Interface dataset entries:

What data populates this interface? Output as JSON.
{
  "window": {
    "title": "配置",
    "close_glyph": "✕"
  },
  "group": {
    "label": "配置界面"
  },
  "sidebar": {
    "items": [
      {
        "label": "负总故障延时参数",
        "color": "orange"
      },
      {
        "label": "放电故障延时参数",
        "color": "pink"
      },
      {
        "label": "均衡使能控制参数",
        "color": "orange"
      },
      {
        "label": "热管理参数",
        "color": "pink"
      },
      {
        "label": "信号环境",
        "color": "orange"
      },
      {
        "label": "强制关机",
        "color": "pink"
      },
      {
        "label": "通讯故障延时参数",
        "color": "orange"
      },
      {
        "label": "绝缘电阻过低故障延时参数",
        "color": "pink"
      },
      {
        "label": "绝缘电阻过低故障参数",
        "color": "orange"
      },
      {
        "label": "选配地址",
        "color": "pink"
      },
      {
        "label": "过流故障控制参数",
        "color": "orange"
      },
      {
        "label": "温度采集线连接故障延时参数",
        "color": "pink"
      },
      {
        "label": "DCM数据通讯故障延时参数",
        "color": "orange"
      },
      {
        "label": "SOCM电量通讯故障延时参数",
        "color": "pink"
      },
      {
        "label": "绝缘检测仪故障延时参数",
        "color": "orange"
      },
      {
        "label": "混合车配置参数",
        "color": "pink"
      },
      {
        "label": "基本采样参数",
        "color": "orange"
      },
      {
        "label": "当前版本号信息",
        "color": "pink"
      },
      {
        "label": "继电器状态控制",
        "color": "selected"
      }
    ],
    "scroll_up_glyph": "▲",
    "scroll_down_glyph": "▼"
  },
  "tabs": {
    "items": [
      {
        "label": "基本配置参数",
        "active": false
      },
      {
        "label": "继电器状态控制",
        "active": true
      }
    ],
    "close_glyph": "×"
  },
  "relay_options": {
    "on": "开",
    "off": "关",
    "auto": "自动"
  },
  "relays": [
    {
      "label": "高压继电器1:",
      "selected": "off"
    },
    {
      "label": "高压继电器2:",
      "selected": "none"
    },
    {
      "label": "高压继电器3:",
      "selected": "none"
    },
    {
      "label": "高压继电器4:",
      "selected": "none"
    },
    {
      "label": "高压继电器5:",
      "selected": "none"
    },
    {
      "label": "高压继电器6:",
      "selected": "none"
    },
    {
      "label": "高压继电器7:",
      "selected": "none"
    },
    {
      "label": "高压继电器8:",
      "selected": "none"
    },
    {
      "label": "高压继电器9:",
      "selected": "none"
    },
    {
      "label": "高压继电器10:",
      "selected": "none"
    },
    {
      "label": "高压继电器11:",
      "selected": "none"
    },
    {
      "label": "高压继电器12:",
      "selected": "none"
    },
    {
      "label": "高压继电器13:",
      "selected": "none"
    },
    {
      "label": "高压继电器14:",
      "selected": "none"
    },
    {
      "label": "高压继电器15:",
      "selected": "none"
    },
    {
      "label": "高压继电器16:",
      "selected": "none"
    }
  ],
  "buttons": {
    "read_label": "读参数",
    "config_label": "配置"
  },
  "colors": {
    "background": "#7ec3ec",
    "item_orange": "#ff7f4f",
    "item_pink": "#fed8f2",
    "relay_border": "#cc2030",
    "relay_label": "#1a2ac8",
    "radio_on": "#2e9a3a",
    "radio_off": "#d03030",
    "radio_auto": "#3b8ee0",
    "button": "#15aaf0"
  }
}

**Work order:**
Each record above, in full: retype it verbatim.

**Response to this task:**
What data populates this interface? Output as JSON.
{
  "window": {
    "title": "配置",
    "close_glyph": "✕"
  },
  "group": {
    "label": "配置界面"
  },
  "sidebar": {
    "items": [
      {
        "label": "负总故障延时参数",
        "color": "orange"
      },
      {
        "label": "放电故障延时参数",
        "color": "pink"
      },
      {
        "label": "均衡使能控制参数",
        "color": "orange"
      },
      {
        "label": "热管理参数",
        "color": "pink"
      },
      {
        "label": "信号环境",
        "color": "orange"
      },
      {
        "label": "强制关机",
        "color": "pink"
      },
      {
        "label": "通讯故障延时参数",
        "color": "orange"
      },
      {
        "label": "绝缘电阻过低故障延时参数",
        "color": "pink"
      },
      {
        "label": "绝缘电阻过低故障参数",
        "color": "orange"
      },
      {
        "label": "选配地址",
        "color": "pink"
      },
      {
        "label": "过流故障控制参数",
        "color": "orange"
      },
      {
        "label": "温度采集线连接故障延时参数",
        "color": "pink"
      },
      {
        "label": "DCM数据通讯故障延时参数",
        "color": "orange"
      },
      {
        "label": "SOCM电量通讯故障延时参数",
        "color": "pink"
      },
      {
        "label": "绝缘检测仪故障延时参数",
        "color": "orange"
      },
      {
        "label": "混合车配置参数",
        "color": "pink"
      },
      {
        "label": "基本采样参数",
        "color": "orange"
      },
      {
        "label": "当前版本号信息",
        "color": "pink"
      },
      {
        "label": "继电器状态控制",
        "color": "selected"
      }
    ],
    "scroll_up_glyph": "▲",
    "scroll_down_glyph": "▼"
  },
  "tabs": {
    "items": [
      {
        "label": "基本配置参数",
        "active": false
      },
      {
        "label": "继电器状态控制",
        "active": true
      }
    ],
    "close_glyph": "×"
  },
  "relay_options": {
    "on": "开",
    "off": "关",
    "auto": "自动"
  },
  "relays": [
    {
      "label": "高压继电器1:",
      "selected": "off"
    },
    {
      "label": "高压继电器2:",
      "selected": "none"
    },
    {
      "label": "高压继电器3:",
      "selected": "none"
    },
    {
      "label": "高压继电器4:",
      "selected": "none"
    },
    {
      "label": "高压继电器5:",
      "selected": "none"
    },
    {
      "label": "高压继电器6:",
      "selected": "none"
    },
    {
      "label": "高压继电器7:",
      "selected": "none"
    },
    {
      "label": "高压继电器8:",
      "selected": "none"
    },
    {
      "label": "高压继电器9:",
      "selected": "none"
    },
    {
      "label": "高压继电器10:",
      "selected": "none"
    },
    {
      "label": "高压继电器11:",
      "selected": "none"
    },
    {
      "label": "高压继电器12:",
      "selected": "none"
    },
    {
      "label": "高压继电器13:",
      "selected": "none"
    },
    {
      "label": "高压继电器14:",
      "selected": "none"
    },
    {
      "label": "高压继电器15:",
      "selected": "none"
    },
    {
      "label": "高压继电器16:",
      "selected": "none"
    }
  ],
  "buttons": {
    "read_label": "读参数",
    "config_label": "配置"
  },
  "colors": {
    "background": "#7ec3ec",
    "item_orange": "#ff7f4f",
    "item_pink": "#fed8f2",
    "relay_border": "#cc2030",
    "relay_label": "#1a2ac8",
    "radio_on": "#2e9a3a",
    "radio_off": "#d03030",
    "radio_auto": "#3b8ee0",
    "button": "#15aaf0"
  }
}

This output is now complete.